-- Judy Andree
"Currently, there are 170 million Indians with either degrees or advanced degrees in high technology and other, related white-collar industries. Together they could take every job from every member of the American middle class."
Rob Anderson is very worried and upset that people in India might somehow have figured a way into a competitive advantage over the U.S. I work in one of the hardest hit sectors, and yet -- grow up, Rob! The U.S. has been raping the Third World for so long I really doubt anyone is going to feel sorry for us. We just don't deserve it.
-- Issai Chizen
The funny thing about all of these discussions is that hardly anyone seems to consider that there are limited resources. Maybe the way for the USA to get ahead is by developing technologies, goods and methods that actually improve the quality of life without degrading the environment any further.

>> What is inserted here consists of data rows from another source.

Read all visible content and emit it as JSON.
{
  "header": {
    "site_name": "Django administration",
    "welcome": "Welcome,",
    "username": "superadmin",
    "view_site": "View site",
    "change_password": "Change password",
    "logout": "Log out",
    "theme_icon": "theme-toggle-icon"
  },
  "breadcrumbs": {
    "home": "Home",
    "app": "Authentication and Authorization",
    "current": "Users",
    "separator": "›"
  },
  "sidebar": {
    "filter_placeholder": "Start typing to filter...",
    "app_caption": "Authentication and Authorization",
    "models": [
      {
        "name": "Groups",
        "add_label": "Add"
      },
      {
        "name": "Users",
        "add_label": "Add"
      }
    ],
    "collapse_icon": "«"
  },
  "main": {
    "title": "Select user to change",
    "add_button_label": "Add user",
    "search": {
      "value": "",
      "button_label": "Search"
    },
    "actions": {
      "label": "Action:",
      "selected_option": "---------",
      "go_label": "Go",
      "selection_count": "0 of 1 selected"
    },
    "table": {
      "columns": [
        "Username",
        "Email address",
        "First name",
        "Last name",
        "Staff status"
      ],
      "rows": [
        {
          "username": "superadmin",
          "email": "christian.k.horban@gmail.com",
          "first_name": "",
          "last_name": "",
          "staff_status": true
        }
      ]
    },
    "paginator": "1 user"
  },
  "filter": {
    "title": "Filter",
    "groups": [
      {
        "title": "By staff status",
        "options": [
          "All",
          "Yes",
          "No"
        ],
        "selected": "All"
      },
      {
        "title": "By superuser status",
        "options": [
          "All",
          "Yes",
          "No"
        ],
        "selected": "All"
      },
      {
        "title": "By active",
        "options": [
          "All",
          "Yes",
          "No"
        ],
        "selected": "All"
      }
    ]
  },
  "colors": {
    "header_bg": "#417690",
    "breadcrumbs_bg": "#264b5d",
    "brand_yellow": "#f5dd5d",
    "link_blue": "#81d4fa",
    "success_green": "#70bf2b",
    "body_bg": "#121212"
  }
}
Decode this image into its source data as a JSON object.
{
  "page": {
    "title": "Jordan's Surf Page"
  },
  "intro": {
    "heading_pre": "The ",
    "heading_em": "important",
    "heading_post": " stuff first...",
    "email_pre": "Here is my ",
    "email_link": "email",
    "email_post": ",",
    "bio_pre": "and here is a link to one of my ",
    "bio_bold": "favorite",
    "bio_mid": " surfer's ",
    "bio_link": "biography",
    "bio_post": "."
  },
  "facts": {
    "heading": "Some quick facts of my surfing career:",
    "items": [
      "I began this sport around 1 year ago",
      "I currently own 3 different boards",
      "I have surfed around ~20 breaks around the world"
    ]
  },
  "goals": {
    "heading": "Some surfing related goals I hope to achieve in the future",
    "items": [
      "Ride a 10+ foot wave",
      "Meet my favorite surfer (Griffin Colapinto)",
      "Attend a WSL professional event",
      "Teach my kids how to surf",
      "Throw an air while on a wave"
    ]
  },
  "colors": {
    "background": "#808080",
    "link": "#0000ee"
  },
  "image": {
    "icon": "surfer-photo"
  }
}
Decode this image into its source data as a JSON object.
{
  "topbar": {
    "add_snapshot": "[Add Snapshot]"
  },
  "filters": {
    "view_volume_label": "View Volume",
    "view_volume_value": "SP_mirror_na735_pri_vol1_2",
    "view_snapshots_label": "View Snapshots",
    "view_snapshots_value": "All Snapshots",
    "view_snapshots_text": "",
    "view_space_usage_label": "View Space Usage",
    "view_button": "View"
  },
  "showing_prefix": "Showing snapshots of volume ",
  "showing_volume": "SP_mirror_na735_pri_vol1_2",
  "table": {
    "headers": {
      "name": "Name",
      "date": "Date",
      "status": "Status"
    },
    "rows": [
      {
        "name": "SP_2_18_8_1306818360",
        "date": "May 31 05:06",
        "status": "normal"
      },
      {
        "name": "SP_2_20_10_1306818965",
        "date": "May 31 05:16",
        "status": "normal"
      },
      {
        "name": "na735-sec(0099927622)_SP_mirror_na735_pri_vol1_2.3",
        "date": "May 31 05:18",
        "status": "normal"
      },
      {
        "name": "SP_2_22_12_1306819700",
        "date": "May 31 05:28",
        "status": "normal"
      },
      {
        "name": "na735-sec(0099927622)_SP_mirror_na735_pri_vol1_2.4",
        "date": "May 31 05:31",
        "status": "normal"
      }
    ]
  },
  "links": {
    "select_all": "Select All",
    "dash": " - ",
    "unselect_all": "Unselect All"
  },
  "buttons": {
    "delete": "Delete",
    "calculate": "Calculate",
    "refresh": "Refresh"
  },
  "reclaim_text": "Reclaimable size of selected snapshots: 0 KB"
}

China, for instance, is now thought to be the source of the doubling in atmospheric CO2 emissions over the last couple of years ... For Pete's sake, let's subsidize our renewable energy processes (like the ones that are currently providing power to cities in the U.S.) and start selling them overseas.
Let's rock this planet by being the techies of a sustainable future: The place to go for what you need.
And why not structure an economic system (or, rather, choose among the many models available: steady state, butterfly, degrowth) that focuses on actual quality of life, rather than just GDP ... which goes up when quality of life goes down, such as when people get sick, and need things like surgery for cancer.
Instead of looking to work as the salvation of the planet, and pleading with or legislating against the "corporations," let's start looking to life as the salvation of the planet: not just jobs, but means to provide quality of life worldwide.
That's what we really want, isn't it?